=== Section Start ===

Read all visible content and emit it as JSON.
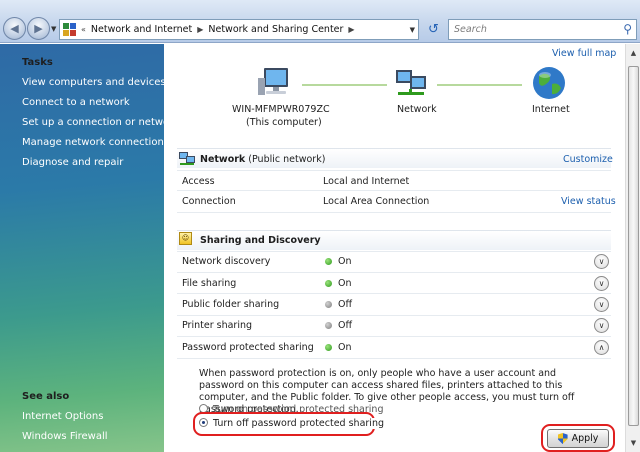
{
  "address": {
    "overflow": "«",
    "crumbs": [
      "Network and Internet",
      "Network and Sharing Center"
    ],
    "search_placeholder": "Search"
  },
  "sidebar": {
    "tasks_heading": "Tasks",
    "tasks": [
      "View computers and devices",
      "Connect to a network",
      "Set up a connection or network",
      "Manage network connections",
      "Diagnose and repair"
    ],
    "see_also_heading": "See also",
    "see_also": [
      "Internet Options",
      "Windows Firewall"
    ]
  },
  "map": {
    "view_full_map": "View full map",
    "computer_name": "WIN-MFMPWR079ZC",
    "computer_sub": "(This computer)",
    "network_label": "Network",
    "internet_label": "Internet"
  },
  "network": {
    "name": "Network",
    "type": "(Public network)",
    "customize": "Customize",
    "rows": [
      {
        "label": "Access",
        "value": "Local and Internet",
        "link": ""
      },
      {
        "label": "Connection",
        "value": "Local Area Connection",
        "link": "View status"
      }
    ]
  },
  "sharing": {
    "heading": "Sharing and Discovery",
    "rows": [
      {
        "label": "Network discovery",
        "status": "On"
      },
      {
        "label": "File sharing",
        "status": "On"
      },
      {
        "label": "Public folder sharing",
        "status": "Off"
      },
      {
        "label": "Printer sharing",
        "status": "Off"
      },
      {
        "label": "Password protected sharing",
        "status": "On"
      }
    ],
    "description": "When password protection is on, only people who have a user account and password on this computer can access shared files, printers attached to this computer, and the Public folder. To give other people access, you must turn off password protection.",
    "option_on": "Turn on password protected sharing",
    "option_off": "Turn off password protected sharing",
    "selected_option": "off",
    "apply_label": "Apply"
  },
  "colors": {
    "link": "#1c5fae",
    "highlight": "#e01f1f",
    "on": "#2e9a1d",
    "off": "#7d7d7d"
  }
}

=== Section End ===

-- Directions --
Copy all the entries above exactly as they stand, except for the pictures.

-- Output --
Read all visible content and emit it as JSON.
{
  "address": {
    "overflow": "«",
    "crumbs": [
      "Network and Internet",
      "Network and Sharing Center"
    ],
    "search_placeholder": "Search"
  },
  "sidebar": {
    "tasks_heading": "Tasks",
    "tasks": [
      "View computers and devices",
      "Connect to a network",
      "Set up a connection or network",
      "Manage network connections",
      "Diagnose and repair"
    ],
    "see_also_heading": "See also",
    "see_also": [
      "Internet Options",
      "Windows Firewall"
    ]
  },
  "map": {
    "view_full_map": "View full map",
    "computer_name": "WIN-MFMPWR079ZC",
    "computer_sub": "(This computer)",
    "network_label": "Network",
    "internet_label": "Internet"
  },
  "network": {
    "name": "Network",
    "type": "(Public network)",
    "customize": "Customize",
    "rows": [
      {
        "label": "Access",
        "value": "Local and Internet",
        "link": ""
      },
      {
        "label": "Connection",
        "value": "Local Area Connection",
        "link": "View status"
      }
    ]
  },
  "sharing": {
    "heading": "Sharing and Discovery",
    "rows": [
      {
        "label": "Network discovery",
        "status": "On"
      },
      {
        "label": "File sharing",
        "status": "On"
      },
      {
        "label": "Public folder sharing",
        "status": "Off"
      },
      {
        "label": "Printer sharing",
        "status": "Off"
      },
      {
        "label": "Password protected sharing",
        "status": "On"
      }
    ],
    "description": "When password protection is on, only people who have a user account and password on this computer can access shared files, printers attached to this computer, and the Public folder. To give other people access, you must turn off password protection.",
    "option_on": "Turn on password protected sharing",
    "option_off": "Turn off password protected sharing",
    "selected_option": "off",
    "apply_label": "Apply"
  },
  "colors": {
    "link": "#1c5fae",
    "highlight": "#e01f1f",
    "on": "#2e9a1d",
    "off": "#7d7d7d"
  }
}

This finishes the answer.